Wednesday, November 10, 1999

The formal chamber of the Supreme Court is not a place where you would expect the phrase “lap-dancing” to be mentioned out loud.

But that form of adult entertainment was discussed more than once today as the Supreme Court heard debate in the case of City of Erie v. Pap’s A.M., which deals with whether communities can ban public nudity and nude dancing without running afoul of the First Amendment.

The court ruled in its 1991 decision Barnes v. Glen Theatre that nude dancing was within the “outer perimeters” of the First Amendment, but it upheld a law generally banning public nudity.

But in the years since that fractured decision — four separate opinions were written in the case — states, cities and lower courts have struggled to interpret its meaning. In 1994, Erie, Pa., passed an anti-nudity ordinance written to conform with the Barnes ruling. But the Pennsylvania Supreme Court last year struck down the Erie ordinance based on its own interpretation of what the court meant in Barnes, which it described as a “hodgepodge” decision.

The Supreme Court today appeared reluctant at times to be revisiting the issue, with several justices wondering, almost hopefully, whether the case is moot. Even though victorious in the Pennsylvania courts, the owner of Kandyland, the adult theater involved in the case before the justices closed it down, sold the property and has stated he will never open an adult bar again.
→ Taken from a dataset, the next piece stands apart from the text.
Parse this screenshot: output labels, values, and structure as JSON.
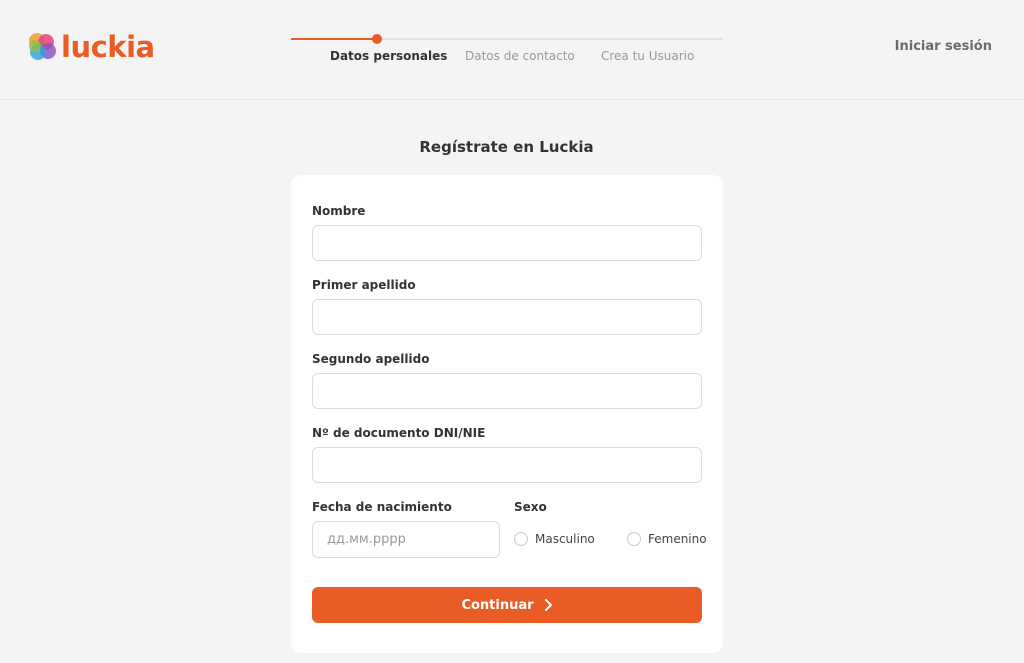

Erie’s lawyer Gregory Karle, hoping to resurrect the law, urged the court not to view the case as moot, asserting it still was possible that Kandyland could reopen. John Weston, lawyer for the Kandyland owner, repeatedly sidestepped the issue, noting that the court had already denied a motion suggesting the case was dead.
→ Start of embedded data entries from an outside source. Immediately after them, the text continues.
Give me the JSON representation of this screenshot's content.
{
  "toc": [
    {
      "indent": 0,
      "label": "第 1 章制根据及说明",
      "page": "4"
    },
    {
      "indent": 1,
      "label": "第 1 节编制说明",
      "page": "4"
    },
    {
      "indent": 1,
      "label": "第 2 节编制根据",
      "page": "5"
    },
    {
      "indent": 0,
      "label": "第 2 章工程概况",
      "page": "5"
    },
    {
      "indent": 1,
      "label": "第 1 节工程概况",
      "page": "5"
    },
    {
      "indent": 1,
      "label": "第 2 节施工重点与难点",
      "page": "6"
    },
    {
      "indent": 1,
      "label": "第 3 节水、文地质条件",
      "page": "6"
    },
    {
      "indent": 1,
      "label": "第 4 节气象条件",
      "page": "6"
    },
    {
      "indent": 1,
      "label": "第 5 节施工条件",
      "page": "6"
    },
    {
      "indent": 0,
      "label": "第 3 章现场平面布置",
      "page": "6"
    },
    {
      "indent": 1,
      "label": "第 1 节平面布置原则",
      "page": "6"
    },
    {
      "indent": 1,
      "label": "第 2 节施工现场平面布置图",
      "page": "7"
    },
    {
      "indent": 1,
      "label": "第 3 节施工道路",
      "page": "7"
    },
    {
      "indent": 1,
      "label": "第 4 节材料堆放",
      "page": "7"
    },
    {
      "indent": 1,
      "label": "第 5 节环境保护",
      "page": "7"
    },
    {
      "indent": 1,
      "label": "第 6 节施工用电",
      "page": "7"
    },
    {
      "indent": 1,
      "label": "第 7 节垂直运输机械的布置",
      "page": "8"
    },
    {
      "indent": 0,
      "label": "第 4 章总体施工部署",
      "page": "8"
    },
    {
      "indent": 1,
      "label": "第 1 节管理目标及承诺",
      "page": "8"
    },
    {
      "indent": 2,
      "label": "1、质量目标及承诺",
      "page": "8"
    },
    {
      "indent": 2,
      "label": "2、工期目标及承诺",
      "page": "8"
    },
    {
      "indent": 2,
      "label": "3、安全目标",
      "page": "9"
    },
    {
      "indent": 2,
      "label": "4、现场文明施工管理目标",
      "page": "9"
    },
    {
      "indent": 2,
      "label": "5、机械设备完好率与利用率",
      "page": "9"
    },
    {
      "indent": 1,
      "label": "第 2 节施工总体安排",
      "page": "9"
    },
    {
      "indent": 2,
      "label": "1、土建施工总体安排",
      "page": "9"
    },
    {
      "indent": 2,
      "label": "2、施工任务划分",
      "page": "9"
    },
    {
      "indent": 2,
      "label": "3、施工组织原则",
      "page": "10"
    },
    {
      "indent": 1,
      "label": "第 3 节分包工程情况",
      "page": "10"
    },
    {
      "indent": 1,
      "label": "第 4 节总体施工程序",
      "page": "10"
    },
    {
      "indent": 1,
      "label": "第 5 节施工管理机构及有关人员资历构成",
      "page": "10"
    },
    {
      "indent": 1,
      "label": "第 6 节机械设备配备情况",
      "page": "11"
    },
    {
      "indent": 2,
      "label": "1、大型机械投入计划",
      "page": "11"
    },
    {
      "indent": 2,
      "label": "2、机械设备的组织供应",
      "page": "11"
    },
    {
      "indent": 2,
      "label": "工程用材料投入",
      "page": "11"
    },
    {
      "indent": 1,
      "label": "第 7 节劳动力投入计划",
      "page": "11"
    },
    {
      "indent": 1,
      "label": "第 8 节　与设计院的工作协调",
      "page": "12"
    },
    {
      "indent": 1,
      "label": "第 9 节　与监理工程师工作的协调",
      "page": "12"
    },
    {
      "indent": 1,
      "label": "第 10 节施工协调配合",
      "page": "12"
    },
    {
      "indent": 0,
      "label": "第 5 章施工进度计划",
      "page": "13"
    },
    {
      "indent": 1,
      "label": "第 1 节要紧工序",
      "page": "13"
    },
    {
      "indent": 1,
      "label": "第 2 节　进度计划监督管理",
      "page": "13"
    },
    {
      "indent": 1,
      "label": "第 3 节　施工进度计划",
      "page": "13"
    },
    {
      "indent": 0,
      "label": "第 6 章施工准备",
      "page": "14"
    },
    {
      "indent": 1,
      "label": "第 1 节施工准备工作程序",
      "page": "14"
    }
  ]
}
On the merits of the case, several justices voiced concern that at the same time Erie was invoking the law to crack down on Kandyland, a production of the play Equus, which featured nudity, was allowed to proceed without interference. That kind of fact sometimes leads the court to decide that a law violates the First Amendment because it is enforced in a way that discriminates against certain kinds of speech. Karle said no one had complained about the play, so it was not shut down. “But it could be applied to those productions,” Karle acknowledged.

But Justice Antonin Scalia came to Karle’s defense, suggesting that government was entitled to distinguish between “lap-dancing” and Equus.
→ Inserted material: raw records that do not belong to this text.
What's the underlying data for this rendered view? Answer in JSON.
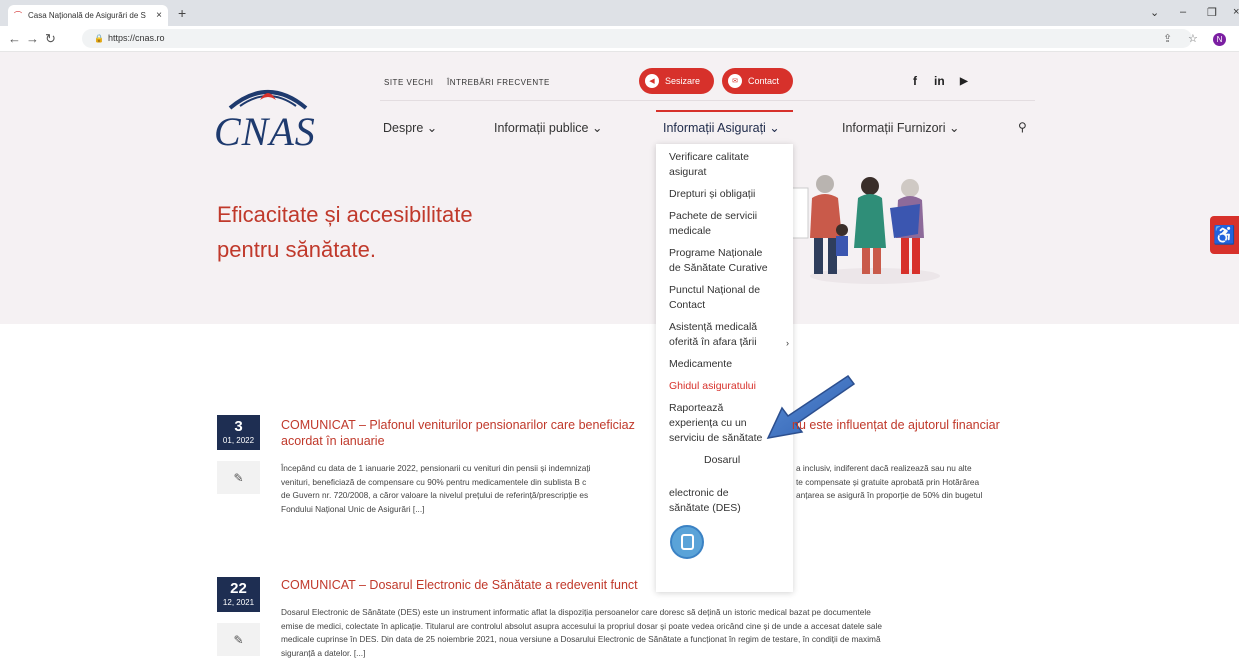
{
  "browser": {
    "tab_title": "Casa Națională de Asigurări de S",
    "tab_close": "×",
    "new_tab": "+",
    "url": "https://cnas.ro",
    "profile_initial": "N"
  },
  "logo": {
    "text": "CNAS"
  },
  "topbar": {
    "links": [
      "SITE VECHI",
      "ÎNTREBĂRI FRECVENTE"
    ],
    "sesizare": "Sesizare",
    "contact": "Contact",
    "social": [
      "f",
      "in",
      "▶"
    ]
  },
  "nav": {
    "items": [
      "Despre ⌄",
      "Informații publice ⌄",
      "Informații Asigurați ⌄",
      "Informații Furnizori ⌄"
    ]
  },
  "hero": {
    "title_line1": "Eficacitate și accesibilitate",
    "title_line2": "pentru sănătate."
  },
  "dropdown": {
    "items": [
      "Verificare calitate asigurat",
      "Drepturi și obligații",
      "Pachete de servicii medicale",
      "Programe Naționale de Sănătate Curative",
      "Punctul Național de Contact",
      "Asistență medicală oferită în afara țării",
      "Medicamente",
      "Ghidul asiguratului",
      "Raportează experiența cu un serviciu de sănătate"
    ],
    "des_label_1": "Dosarul",
    "des_label_2": "electronic de sănătate (DES)",
    "highlight_color": "#d7312b"
  },
  "news": [
    {
      "day": "3",
      "month_year": "01, 2022",
      "title_a": "COMUNICAT – Plafonul veniturilor pensionarilor care beneficiaz",
      "title_b": "nu este influențat de ajutorul financiar",
      "title_line2": "acordat în ianuarie",
      "body": [
        "Începând cu data de 1 ianuarie 2022, pensionarii cu venituri din pensii și indemnizați",
        "venituri, beneficiază de compensare cu 90% pentru medicamentele din sublista B c",
        "de Guvern nr. 720/2008, a căror valoare la nivelul prețului de referință/prescripție es",
        "Fondului Național Unic de Asigurări [...]"
      ],
      "body_right": [
        "a inclusiv, indiferent dacă realizează sau nu alte",
        "te compensate și gratuite aprobată prin Hotărârea",
        "anțarea se asigură în proporție de 50% din bugetul"
      ]
    },
    {
      "day": "22",
      "month_year": "12, 2021",
      "title_a": "COMUNICAT – Dosarul Electronic de Sănătate a redevenit funct",
      "body": [
        "Dosarul Electronic de Sănătate (DES) este un instrument informatic aflat la dispoziția persoanelor care doresc să dețină un istoric medical bazat pe documentele",
        "emise de medici, colectate în aplicație. Titularul are controlul absolut asupra accesului la propriul dosar și poate vedea oricând cine și de unde a accesat datele sale",
        "medicale cuprinse în DES. Din data de 25 noiembrie 2021, noua versiune a Dosarului Electronic de Sănătate a funcționat în regim de testare, în condiții de maximă",
        "siguranță a datelor. [...]"
      ]
    }
  ],
  "accessibility_icon": "wheelchair-icon"
}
Weston argued forcefully against one of the key rationales behind anti-nudity ordinances: the so-called “secondary effects” doctrine, which suggests that nude dancing is banned not because of its expressive content but because of the prostitution and violence that is found near nude dancing establishments.

These “secondary effects” can never be used to completely prohibit a form of expression such as nude dancing, Weston said, and cannot justify even more limited restrictions unless there is some evidence that the dancing causes the secondary effects.
“It’s not unlike comments that are made about television,” said Weston. “There is no evidence to support the notion that there were secondary effects.”

Chief Justice William Rehnquist and Anthony Kennedy expressed doubt that Erie had to specifically cite evidence of secondary effects when it passed the ordinance.

Weston also vigorously defended nude dancing as an popular art form, asserting that it is a “significant staple” of American culture that has spawned 3,000 clubs nationwide and generates more income than all other theaters combined.

A decision in the case could come anytime before the court’s term ends next summer.